After that, we need to do something even harder – translate these deeply personal needs into something that becomes valued by our greater society.  This chart below (from Wikipedia)  shows multiple way of achieving those needs.  Most do not involve things.  Those that do are not necessarily ownable things.  More importantly, many of the ways of achieving these needs involve more than one person.  And that is what we need – more than one person and that allows personal beliefs to jump forward and become societal values.

Dividuals

We all here about the role of individuals in our society – heck, individualism is supposed to be part of the American way as we each step out to make our own lives in the big world.  However, that got me thinking that if I am an INdividual, then there must be an opposite, a dividual.

There is: a dividual is a person who contains within him or herself the community to which they belong.  So, the separate parts of us are individual, but the joined parts of us are dividual.  We lean on each other and they lean on us and this means something deep inside of us.  A dividual is something that is cut into small pieces and shared among everyone.  And dividual keeps popping up on my spell check, which troubles me because we all know the first word and the separate part of ourselves, but not the second part and the joined part of our selves.  Dividual used to be a word that was utilized by our society regularly, which tells me that the concept was used more back then as well.

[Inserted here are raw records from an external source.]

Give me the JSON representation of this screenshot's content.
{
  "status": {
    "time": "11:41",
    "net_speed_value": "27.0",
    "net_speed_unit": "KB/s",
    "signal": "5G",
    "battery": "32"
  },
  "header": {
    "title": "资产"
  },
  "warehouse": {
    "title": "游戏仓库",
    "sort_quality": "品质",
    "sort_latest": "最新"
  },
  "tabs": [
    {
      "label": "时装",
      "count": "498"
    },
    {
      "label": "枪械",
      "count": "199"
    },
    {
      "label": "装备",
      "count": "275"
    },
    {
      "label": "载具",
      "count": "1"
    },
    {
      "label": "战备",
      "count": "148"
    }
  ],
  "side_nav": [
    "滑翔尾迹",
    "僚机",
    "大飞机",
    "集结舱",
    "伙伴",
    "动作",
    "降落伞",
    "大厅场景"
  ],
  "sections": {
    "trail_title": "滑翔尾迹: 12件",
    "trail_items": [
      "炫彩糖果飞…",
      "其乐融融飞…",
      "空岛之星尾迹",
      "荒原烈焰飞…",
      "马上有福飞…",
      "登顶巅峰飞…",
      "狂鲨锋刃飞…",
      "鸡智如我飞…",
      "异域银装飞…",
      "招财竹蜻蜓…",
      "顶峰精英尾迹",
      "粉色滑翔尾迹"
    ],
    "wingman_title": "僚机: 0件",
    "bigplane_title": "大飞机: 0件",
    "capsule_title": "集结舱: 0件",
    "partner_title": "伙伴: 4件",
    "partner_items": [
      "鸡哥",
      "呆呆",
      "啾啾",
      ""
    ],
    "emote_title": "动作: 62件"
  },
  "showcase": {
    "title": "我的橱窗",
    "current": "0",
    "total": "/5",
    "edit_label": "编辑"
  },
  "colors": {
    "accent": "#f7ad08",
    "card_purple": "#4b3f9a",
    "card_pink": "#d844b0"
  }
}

Dividualism is a sustainable concept.  We all take part in the same environment, the same community.  We share the good things and bad things that happen through it.  I cannot back out on receiving my dividual share of air pollution, not even if I wanted to.  But, I also have a dividual share of a warm spring day and the song of robins.  Mostly, the word dividual tells me to share, to perform the acts that make me dividual, that strengthen and improve my ties to others – and with that improve our environment and our community.

Can’t get there from here . . .

Individual car-based transportation is bad – ok – we’ve all heard that before.  And, I still drive my car everywhere (or have my husband drive me.)  How much of this is me being lazy / busy / personally accountable?  How much of this are factors beyond my control – stuck in a society that demands we drive by not providing alternatives?

Walk Score offers insight into that question – could I walk to the important places I need from my home, if I wanted to? My home scores a very-car-dependent 42/100, even though I live in the older, central part of a community.  Below you can see a more walkable neighborhood:

I found the program to be a bit optimistic – it listed a convenience store as a grocer – but overall the scoring looks correct.

Additionally, you can enter your commute address and receive a comparison for walking, biking, busing, and driving.   (I was completely unsurprised that I cannot get the bus from my home to work.)

What did surprise me is that it said I could bike to work in only twice the time it takes me to drive.  That’s not enough to get me balancing on a bicycle in my work clothes carrying books – but it moves me one step closer to that motorized tricycle that I’ve been dreaming of.

Much discussion is given to building alternative transportation – but more discussion should be given to the structure of our neighborhoods.  If my husband and I could walk to get groceries, to the doctor, or to the credit union, we would probably get there as often as we do Denny’s Doughnuts.

If walkability – whether tied to transportation or neighborhood viability – becomes valuable, change will come.  Already, a number of realtors use this data to sell or rent homes.  As tools like Walk Score allow people to see the value of systemic change, more change will happen.